A shaft fragment rectangular in section set in an undecorated rectangular base. The shaft has rounded edges, an inscription, floral motifs and an heraldic shield in false relief. 1st: The lower part of a shield with the Cusack (per pale or and azure a fess counterchanged) and Dexter (argent a cross fleury gules between four parrots vert) arms impaled and the letters M.C. M.D. 2nd: An inscription in contracted Gothic Latin. [C]USA / ARMIG / ER I ET / MARGA[R] / RETAE DE / XTER UX / ORIS EJU /S AC HE / REDU EO / RM QUE/ HANC C/RUC FECE / RUT A. . /DNI 1588 / QUORU / ANIMA / BUS P[RO/PICIET] U [R / DEUS]. 3rd: Has a stiff undulate band of eight tulips. 4th: Has a vertebrate band of seven tulips growing from a vase.
The date and patrons of this cross are evident from the inscription: ‘Cusack Knight and Margaret Dexter his wife and their heirs who had this cross made A.D. 1588 on whose souls may God have mercy.’
The above description is derived from the published 'Archaeological Inventory of County Meath' (Dublin: Stationery Office, 1987). In certain instances the entries have been revised and updated in the light of recent research.
Compiled by: Michael Moore
Date of revision: 16 April, 2015
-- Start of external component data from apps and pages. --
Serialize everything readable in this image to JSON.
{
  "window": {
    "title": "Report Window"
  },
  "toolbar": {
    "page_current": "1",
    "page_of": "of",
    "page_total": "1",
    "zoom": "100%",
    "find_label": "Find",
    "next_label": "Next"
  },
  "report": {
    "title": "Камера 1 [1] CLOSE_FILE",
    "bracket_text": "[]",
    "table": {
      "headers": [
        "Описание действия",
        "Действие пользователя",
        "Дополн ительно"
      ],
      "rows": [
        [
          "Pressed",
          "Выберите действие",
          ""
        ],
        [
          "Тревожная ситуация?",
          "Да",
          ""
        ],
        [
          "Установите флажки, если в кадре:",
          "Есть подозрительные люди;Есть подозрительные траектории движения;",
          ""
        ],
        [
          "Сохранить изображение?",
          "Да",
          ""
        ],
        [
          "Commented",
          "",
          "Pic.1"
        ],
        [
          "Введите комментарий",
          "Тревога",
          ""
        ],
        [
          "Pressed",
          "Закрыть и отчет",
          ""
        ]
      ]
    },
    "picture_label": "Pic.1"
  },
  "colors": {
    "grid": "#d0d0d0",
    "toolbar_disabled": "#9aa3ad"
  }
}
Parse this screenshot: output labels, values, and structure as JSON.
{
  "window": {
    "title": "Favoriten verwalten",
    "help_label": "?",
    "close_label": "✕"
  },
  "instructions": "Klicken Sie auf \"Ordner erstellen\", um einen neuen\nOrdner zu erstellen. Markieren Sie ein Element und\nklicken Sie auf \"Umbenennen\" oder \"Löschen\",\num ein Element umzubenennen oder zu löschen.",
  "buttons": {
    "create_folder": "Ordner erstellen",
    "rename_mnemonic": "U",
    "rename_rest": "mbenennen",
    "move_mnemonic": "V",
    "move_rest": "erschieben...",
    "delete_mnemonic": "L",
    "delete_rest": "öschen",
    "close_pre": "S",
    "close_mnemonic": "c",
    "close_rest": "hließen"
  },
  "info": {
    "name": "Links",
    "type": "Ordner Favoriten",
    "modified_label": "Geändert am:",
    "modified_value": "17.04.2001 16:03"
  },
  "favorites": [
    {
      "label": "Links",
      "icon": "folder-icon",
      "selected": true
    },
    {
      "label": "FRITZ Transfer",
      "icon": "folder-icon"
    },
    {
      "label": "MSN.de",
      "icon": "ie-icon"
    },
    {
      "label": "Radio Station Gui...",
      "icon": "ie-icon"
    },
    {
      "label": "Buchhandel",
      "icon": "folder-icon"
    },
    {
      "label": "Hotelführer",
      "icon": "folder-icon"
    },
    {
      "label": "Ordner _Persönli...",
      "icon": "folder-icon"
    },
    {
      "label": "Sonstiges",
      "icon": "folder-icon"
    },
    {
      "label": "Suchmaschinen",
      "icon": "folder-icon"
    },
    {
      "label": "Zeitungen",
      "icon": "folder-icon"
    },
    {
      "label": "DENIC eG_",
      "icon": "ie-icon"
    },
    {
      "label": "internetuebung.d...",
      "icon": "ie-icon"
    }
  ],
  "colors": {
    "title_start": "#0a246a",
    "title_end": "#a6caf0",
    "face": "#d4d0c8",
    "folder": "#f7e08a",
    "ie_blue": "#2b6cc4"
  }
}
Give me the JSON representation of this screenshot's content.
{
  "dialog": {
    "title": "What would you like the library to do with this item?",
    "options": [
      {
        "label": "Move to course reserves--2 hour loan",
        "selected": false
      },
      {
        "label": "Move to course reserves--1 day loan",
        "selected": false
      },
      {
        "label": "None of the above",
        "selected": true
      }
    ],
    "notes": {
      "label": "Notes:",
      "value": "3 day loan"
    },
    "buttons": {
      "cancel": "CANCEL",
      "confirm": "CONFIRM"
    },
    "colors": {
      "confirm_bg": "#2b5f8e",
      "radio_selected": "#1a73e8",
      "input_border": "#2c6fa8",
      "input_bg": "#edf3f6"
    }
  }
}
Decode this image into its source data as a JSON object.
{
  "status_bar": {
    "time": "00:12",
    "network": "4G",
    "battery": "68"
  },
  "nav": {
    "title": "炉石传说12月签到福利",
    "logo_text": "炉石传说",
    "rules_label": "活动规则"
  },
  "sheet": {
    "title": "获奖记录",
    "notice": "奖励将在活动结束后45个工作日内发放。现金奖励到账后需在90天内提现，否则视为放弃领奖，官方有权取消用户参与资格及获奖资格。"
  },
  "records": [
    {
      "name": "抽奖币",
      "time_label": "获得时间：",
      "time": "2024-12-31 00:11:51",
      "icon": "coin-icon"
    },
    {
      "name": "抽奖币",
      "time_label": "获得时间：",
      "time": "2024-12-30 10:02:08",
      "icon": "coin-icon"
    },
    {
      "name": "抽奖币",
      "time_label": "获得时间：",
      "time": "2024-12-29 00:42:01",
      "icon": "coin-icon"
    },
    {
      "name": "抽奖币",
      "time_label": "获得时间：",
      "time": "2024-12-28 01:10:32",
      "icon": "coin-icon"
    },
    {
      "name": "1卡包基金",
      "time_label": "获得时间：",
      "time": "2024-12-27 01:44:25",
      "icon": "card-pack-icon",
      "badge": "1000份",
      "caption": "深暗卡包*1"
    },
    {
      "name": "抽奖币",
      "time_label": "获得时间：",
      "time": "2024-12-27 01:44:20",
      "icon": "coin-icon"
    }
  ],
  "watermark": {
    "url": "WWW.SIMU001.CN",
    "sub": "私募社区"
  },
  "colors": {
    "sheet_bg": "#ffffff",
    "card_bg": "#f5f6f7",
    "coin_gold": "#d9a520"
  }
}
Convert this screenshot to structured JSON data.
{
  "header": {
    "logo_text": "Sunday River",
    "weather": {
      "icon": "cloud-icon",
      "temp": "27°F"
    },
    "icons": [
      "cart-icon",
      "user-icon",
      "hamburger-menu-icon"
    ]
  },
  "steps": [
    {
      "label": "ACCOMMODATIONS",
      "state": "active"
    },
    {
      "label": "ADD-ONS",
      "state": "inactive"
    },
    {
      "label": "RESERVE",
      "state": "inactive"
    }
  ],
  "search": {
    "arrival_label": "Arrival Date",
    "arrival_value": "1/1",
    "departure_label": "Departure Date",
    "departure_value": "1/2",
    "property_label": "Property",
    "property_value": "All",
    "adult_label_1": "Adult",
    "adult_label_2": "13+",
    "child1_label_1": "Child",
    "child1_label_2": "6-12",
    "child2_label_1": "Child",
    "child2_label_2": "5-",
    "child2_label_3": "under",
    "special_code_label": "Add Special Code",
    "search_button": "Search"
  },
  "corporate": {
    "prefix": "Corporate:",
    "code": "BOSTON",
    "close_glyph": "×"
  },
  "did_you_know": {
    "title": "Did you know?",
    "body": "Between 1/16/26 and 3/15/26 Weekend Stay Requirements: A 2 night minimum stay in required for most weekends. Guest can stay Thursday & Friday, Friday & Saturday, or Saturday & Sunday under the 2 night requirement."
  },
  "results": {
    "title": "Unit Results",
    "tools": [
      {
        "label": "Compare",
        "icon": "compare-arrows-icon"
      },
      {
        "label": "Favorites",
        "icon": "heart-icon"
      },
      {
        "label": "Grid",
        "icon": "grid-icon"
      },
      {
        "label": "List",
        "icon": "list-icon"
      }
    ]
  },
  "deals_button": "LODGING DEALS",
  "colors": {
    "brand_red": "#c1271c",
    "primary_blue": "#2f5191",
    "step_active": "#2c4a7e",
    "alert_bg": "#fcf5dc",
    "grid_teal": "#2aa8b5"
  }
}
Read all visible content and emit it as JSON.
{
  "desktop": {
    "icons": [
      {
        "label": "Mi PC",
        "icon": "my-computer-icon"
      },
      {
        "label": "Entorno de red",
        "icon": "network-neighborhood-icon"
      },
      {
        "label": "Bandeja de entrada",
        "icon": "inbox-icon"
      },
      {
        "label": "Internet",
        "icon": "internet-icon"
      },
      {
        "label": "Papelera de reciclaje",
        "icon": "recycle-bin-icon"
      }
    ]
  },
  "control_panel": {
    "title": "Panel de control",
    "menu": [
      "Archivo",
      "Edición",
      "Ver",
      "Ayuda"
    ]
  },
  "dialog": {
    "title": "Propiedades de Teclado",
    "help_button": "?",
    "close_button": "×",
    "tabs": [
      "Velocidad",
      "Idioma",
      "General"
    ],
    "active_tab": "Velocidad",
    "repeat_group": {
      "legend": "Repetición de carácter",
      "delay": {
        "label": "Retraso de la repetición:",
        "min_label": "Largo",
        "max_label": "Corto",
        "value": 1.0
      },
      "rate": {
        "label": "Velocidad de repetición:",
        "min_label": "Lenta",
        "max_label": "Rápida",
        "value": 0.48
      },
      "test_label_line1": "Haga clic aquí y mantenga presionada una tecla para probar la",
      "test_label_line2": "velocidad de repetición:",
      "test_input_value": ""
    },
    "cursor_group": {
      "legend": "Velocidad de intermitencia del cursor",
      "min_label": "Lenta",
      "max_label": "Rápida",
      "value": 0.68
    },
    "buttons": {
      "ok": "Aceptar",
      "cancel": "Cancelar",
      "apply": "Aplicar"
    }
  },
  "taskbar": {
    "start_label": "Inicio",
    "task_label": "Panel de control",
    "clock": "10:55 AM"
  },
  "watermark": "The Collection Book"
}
Description Source: National Monuments Service, Department of Arts, Heritage Regional, Rural and Gaeltacht Affairs.